Rain is a defining characteristic of the Pacific Northwest. Most of that region gets over 30 inches a year, and some areas get over 200. But human-caused climate change may alter this, according to the results of a recent study.
Increasing droughts in this normally rainy area spurred a team of scientists from the University of Pittsburgh to explore the region’s historical precipitation patterns. The scientists looked at lake bottom sediments in Washington state to determine how often droughts occurred, how long they lasted and how severe they were. The team then pieced together a 6,000-year timeline of precipitation and evaporation in the Pacific Northwest.
The results, published last week in the Proceedings of the National Academy of Science, show that El Niño events off the coast of Ecuador drive much of the precipitation fluctuations in areas such as Washington and Oregon.
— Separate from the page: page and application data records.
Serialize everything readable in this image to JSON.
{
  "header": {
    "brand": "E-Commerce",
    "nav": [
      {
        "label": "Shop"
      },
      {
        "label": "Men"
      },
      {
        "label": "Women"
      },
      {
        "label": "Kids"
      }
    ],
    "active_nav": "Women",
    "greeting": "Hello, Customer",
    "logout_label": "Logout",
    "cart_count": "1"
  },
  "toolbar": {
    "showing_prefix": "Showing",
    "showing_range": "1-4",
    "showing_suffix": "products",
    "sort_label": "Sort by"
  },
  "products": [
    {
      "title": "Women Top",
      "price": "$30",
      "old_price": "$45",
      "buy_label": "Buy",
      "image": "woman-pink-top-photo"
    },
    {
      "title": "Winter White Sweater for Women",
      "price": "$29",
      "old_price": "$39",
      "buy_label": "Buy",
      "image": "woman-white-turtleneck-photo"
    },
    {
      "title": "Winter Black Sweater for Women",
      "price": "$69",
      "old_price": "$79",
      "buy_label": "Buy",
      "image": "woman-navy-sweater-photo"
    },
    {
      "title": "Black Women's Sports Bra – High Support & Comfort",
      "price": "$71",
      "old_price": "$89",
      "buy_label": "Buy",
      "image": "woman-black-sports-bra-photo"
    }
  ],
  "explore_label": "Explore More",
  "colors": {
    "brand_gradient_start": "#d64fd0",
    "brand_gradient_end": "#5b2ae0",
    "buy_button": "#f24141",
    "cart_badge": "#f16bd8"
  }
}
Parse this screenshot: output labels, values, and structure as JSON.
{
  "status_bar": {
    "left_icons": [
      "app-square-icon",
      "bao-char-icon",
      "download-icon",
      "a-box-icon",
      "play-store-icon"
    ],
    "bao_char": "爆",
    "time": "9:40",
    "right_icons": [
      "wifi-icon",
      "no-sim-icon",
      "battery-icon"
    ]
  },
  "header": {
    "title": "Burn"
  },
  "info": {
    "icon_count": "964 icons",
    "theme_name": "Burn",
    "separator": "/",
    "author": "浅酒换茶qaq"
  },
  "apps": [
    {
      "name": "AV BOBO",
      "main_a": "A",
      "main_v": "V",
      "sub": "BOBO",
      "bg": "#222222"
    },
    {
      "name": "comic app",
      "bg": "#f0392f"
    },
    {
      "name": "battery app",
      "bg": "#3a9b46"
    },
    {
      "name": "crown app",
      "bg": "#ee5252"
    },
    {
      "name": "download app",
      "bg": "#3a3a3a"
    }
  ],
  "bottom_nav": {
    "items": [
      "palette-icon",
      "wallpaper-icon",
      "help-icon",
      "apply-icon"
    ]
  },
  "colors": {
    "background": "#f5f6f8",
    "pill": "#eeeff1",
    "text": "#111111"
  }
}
And while droughts have occurred throughout the 6,000 years the scientists analyzed, the length and severity of these dry periods have increased in the last century,.
The scientists suspect that rising ocean temperatures are driving these droughts—a stronger El Niño in the Pacific Ocean means less rain in the Pacific Northwest. As population and greenhouse gas production both increase, they warn that even this normally rainy area may end up short of water.